Like many of us, Peter Blackert (lego911) spends too much time in gridlock where the mind eventually wanders to our favorite hobby. In Peter’s own words: “One saving grace of terrible traffic, is that it gives me more time to look longingly at the lovely white-and-lime tractors and harvesters at the local CLAAS distribution centre, next to the highway.” The official LEGO set #7636 from 2009 was also an inspiration for the massive harvester. Peter has also thoughtfully included some variants depending on what kind of crop you need harvested.
I only wish I could translate an object or location on my daily commute, but the Hustler Club and the Ocean-Spray factory don’t really cut it for me.

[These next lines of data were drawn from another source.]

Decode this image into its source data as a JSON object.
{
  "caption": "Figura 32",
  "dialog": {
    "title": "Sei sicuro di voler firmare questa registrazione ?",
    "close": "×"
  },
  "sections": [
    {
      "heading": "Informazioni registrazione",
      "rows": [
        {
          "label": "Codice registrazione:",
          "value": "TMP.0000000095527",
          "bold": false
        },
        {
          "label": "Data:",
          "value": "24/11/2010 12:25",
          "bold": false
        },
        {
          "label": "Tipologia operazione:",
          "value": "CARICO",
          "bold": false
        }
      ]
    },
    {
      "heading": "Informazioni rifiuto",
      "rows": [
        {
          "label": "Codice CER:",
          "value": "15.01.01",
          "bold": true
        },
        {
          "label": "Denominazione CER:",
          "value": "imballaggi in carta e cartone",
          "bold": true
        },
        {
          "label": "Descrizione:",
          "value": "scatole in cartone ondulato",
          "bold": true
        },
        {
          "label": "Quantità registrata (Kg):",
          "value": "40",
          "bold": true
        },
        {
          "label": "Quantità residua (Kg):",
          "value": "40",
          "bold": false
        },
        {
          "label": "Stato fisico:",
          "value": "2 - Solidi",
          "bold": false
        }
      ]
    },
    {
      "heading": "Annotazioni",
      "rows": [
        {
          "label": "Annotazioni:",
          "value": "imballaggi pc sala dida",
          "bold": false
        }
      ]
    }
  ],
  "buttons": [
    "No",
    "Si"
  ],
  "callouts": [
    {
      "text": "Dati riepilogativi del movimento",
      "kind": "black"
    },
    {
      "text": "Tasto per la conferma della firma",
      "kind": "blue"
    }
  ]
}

16 year old Polish wunderkind Damian Z. (Thietmaier) swears he’s done with tractors this time. If that is true, then I think we should take time to savor the builder’s final effort, “KD35.013“. At the time of this posting I was not able to determine whether or not Damian has been recruited into the shadowy and powerful group known as LUGPol. If he is not, it is surely only a matter of time.
But why stop with just one tractor? I wouldn’t want TBB to be accused of having an anti-tractor bias, so let’s get in the way-back machine and set the dial to 2010 for this gem entitled “Ursus C-360“.
And finally I’m going to slip in this excellent Road-grader from KryptonHeidt at no additional charge. I don’t think Damian will mind sharing the white-hot spotlight of TBB.
I’ve recently got right back into building cars and vehicles. So much so that when I built a Bedford TK truck and needed to fill its flatbed the solution I came up with wasn’t the usual boxes or logs but a David Brown 780 tractor.
PS. Dear LEGO, could you please make a tyre that’s slightly larger than the one I used? Yours, Tim
Perhaps a bit buried among the news about the release of 10211 Grand Emporium and LEGO Board Games is that the new LEGO City set 7684 Pig Farm & Tractor is also out now.
I’m certainly excited by these other new releases, but it says something that I’m choosing to build the pig farm first. Seriously, pigs! Four of them! Mmmmm, bacon…
UPDATE: I just finished building the set, and it didn’t disappoint. Aside from the pigs, the set also includes a number of other parts I hadn’t gotten before, starting with the short-brimmed baseball cap and a new exhaust pipe piece that appears to be new in 2010.
The tractor includes a lot of nice lime green to complement your Power Miners acquisitions, as well as my favorite wheels and tires. For play value, it has several connection points compatible with attachments from 7637 Farm and 7634 Tractor.
And finally, the elephant (or pig) in the room — the inevitable comparison to BrickForge pigs.
As you can see from the set pictures, the LEGO pigs are similar in style to the new LEGO cows from the farm and 10193 Medieval Market Village. They’re more rounded, and to a certain extent more realistic than traditional LEGO animals like the dog and horse (with printed eyes and rounded bellies).
BrickForge pigs, cows, and sheep share their design aesthetic with the older LEGO animals. Depending on whether you prefer your animals more consistent with your older LEGO animals or more adorably pot-bellied, there’s still a place for both BrickForge animals and their official LEGO counterparts. I like both.
This gem is how Lino rolls on the farm. His John Deere tractor sports a roll bar so you don’t have to worry about gopher holes flipping you under the mower.